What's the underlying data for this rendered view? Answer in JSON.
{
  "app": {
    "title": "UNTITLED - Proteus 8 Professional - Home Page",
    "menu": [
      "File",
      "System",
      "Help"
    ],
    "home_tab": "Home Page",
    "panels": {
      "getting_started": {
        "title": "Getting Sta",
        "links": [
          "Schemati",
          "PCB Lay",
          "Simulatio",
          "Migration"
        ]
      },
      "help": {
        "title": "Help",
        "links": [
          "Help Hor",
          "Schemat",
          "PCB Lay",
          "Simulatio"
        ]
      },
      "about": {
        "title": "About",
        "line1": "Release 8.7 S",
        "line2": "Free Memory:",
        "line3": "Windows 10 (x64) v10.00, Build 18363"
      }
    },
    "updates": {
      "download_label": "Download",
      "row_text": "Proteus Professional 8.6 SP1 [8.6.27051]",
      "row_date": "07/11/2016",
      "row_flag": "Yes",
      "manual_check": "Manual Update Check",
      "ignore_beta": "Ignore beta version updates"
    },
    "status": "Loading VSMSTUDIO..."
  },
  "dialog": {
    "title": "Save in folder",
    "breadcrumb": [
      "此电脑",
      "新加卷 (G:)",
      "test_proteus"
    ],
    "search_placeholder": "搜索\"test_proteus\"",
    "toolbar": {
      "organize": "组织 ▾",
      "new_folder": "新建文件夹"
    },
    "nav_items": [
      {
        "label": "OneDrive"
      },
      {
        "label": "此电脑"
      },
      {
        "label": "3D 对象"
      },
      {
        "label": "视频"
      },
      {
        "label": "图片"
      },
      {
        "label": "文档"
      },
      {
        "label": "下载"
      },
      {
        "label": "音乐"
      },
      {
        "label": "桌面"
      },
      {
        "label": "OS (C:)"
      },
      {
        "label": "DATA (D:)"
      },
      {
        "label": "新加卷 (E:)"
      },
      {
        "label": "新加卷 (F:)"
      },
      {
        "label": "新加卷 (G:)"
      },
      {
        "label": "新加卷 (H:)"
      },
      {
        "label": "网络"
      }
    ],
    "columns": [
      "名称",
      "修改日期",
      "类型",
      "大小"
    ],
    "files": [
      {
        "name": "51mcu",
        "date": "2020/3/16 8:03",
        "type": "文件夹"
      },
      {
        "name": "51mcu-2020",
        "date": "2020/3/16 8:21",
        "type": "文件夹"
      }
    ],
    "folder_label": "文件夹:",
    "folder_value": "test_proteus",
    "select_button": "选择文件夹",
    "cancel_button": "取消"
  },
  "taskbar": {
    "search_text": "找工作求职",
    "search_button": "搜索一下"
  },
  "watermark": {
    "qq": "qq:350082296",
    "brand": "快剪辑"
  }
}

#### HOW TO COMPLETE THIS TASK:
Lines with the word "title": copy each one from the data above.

#### PROBLEM SOLUTION:
    "title": "UNTITLED - Proteus 8 Professional - Home Page",
        "title": "Getting Sta",
        "title": "Help",
        "title": "About",
    "title": "Save in folder",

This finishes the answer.